All the patience and the physical exertion and long-practiced skills of the hunt, all the privation experienced to catch that animal, now paid off in the opportunity to use the teeth to scrape every bit of nutrition from the animal’s body. It was not only an individual reward but an altruistic one, that temporarily ended the hunger of the entire group.
To gnaw on a creature’s fire-singed bones must have been incredibly satisfying, engendering feelings of competence, triumph, and worthiness. One can imagine the hunter thinking, “Take that, animal! After all the hard work you put me through, here I am, home and safe, gnawing on your bones!”
Some of the other mouth motions named are licking and sucking. Sucking, obviously, harkens back to the most primal activity of all, pulling nourishment from the mother’s breast. The swallowing of chewed, solid food is a definitive sensation. First it was up here, up in the oral cavity. Now it is traveling to its new destination, the stomach, and often can be decisively felt making that journey.
In our studies, up to 85% of the participants report that when they overeat, they overeat on whatever is available, not some specific, hyperpalatable food. So this motor addiction component is similar to what are called Body Focused Repetitive Behaviors.
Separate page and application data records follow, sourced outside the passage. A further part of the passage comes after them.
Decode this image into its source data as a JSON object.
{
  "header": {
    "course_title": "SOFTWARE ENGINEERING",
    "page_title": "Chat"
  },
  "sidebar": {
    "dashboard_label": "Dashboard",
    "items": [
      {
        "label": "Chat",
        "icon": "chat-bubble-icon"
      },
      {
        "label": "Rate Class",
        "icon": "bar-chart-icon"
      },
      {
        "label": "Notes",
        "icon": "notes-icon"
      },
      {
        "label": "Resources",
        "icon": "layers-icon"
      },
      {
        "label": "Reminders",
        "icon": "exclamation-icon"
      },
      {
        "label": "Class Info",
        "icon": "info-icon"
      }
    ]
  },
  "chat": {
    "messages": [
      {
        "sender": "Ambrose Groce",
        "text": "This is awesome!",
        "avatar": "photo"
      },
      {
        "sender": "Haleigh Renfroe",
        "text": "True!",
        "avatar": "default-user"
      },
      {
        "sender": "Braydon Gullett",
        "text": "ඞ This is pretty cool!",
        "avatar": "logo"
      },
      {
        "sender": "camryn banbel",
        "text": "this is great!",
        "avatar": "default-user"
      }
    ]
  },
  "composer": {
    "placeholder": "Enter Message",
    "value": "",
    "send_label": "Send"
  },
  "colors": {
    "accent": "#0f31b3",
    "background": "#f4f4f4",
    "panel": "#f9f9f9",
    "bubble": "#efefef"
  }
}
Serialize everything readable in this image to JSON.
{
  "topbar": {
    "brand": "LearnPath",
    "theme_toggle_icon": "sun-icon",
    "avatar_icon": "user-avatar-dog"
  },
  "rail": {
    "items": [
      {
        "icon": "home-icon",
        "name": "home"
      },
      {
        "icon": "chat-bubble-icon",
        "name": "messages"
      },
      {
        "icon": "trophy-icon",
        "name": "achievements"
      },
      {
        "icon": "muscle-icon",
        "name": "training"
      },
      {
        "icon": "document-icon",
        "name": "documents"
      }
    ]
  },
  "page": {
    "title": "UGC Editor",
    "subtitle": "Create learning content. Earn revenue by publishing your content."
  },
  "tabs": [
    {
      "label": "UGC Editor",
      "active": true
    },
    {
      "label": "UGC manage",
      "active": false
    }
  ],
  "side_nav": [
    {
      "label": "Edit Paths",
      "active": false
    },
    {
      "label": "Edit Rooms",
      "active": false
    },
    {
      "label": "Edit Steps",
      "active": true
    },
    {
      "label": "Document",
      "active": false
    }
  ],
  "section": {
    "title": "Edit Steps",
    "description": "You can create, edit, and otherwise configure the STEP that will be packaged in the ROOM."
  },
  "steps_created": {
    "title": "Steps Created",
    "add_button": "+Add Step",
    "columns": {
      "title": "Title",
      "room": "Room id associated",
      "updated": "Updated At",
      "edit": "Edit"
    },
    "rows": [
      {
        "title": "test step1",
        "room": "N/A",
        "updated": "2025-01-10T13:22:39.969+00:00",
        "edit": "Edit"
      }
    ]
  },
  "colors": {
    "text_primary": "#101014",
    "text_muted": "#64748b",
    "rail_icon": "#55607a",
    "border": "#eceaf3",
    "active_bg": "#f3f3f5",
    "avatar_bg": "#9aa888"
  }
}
One of the many polls submitted for consideration to the young readers of Dr. Pretlow’s website, Weigh2Rock, asked the question, “Do you think overeating is like nail biting?” 53% of the respondents replied affirmatively to, “Yes, I do both when stressed.” Now, obviously, the answer to this dilemma is not, “Well then, just bite your nails more, and it will help you eat less.” Many kids realize that they have been virtually held in chains by the cycle of overeating and regret, and understand that they need help.
Your responses and feedback are welcome!